What is more important to you policy-wise over all else?
I lean left, but have swung, and I am not scared of the implementation of the carbon tax. At the end of the day the most important thing to do is to look out for #1, and the very best way I can do that is to do my level best to stay in my job above all else. It sustains my family and my lifestyle! My workplace is carbon neutral despite choofing huge amounts of visible emissions, my house is energy efficient and generates some of its own requirements, and combined tax cuts will actually make us richer despite rising energy costs. I work in manufacturing but our foreign owners continue to heavily invest here in their quest to become a major regional player. I am not concerned by people from overseas lobbing here by boat; I do not fear them, and as a compassionate human being, if a family of them moved next door I would probably go over and give them a hug. Pink batts were not an issue for me and I will always maintain my opinion that it was a brilliant scheme poorly implemented and managed, and taken advantage of by rogues.
I fully understand the increasing collapse in the Labor vote. A lot has gone wrong. Even I am not as steadfast as I once was. But the single biggest issue for me, which will no doubt not come to light until October 2013, is workplace relations.
During the ill-conceived coalition Work Choices proposal from several years ago, my employer (different owner but same managers) addressed the workforce directly with a promise to (actual words) “Screw us to the wall” in an effort to increase profits. That is what I am most fearful of. I don’t deserve that - in over 30 years I have never struck in a push for higher pay; the only time ever lost has been in direct response to the employer being in breach of the agreement, riding roughshod, and has only totalled a handful of days over the decades. Why should employers be given free licence to strip away everything that makes a job in a hot and noisy factory bearable?
I feel for retail and hospitality workers. Because the boss is unable to compete with the internet, he expects his workers to work casually, split or double-split shifts for single time on any day of the week, public, I repeat public holidays included. There is a reason for penalty rates - it is designed to be a penalty after all. If it is not viable to open the shop on certain days, then DON’T.

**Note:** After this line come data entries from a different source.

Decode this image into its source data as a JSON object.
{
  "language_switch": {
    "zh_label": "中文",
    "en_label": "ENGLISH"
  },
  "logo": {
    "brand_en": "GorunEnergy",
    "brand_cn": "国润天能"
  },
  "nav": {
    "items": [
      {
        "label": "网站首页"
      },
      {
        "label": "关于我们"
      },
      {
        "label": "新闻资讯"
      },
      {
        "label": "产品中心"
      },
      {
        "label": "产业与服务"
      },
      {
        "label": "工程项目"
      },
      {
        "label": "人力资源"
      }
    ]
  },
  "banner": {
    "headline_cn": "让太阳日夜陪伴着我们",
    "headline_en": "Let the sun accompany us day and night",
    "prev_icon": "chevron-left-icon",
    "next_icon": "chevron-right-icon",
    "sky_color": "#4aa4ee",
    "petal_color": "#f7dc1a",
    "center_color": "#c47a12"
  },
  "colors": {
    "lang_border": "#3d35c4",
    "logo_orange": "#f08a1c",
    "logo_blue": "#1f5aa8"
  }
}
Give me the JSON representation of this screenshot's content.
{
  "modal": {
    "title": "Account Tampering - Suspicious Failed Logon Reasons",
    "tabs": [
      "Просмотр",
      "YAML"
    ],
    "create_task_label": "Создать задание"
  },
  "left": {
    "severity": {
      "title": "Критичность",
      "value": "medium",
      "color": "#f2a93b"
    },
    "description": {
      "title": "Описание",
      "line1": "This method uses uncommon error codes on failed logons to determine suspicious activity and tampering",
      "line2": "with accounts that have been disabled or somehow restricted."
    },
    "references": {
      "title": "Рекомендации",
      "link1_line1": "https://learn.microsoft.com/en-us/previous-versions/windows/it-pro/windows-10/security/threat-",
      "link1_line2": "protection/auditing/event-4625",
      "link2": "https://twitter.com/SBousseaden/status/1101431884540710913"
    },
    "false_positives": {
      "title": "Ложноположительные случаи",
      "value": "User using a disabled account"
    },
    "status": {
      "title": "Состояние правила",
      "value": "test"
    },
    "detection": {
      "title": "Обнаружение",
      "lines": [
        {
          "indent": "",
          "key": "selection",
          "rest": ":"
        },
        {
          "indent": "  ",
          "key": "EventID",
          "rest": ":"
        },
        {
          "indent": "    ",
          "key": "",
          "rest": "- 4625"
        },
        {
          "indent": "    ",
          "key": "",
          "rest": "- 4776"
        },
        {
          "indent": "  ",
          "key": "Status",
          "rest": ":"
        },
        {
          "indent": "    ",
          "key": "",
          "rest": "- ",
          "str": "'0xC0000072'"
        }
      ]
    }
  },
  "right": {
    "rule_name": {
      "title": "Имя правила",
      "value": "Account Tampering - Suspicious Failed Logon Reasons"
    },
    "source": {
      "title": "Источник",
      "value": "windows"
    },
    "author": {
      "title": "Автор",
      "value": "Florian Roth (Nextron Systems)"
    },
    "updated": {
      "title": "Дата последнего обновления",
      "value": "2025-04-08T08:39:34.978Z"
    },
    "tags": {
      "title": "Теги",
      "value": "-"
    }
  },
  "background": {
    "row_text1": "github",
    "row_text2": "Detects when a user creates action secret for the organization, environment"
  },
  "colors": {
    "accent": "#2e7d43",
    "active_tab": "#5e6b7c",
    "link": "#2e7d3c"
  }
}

I genuinely look forward to the next election to see if a viable alternative to the present government exists, but my vote will hinge solely on workplace relations.
Please, stick to a single policy issue – what will decide your vote?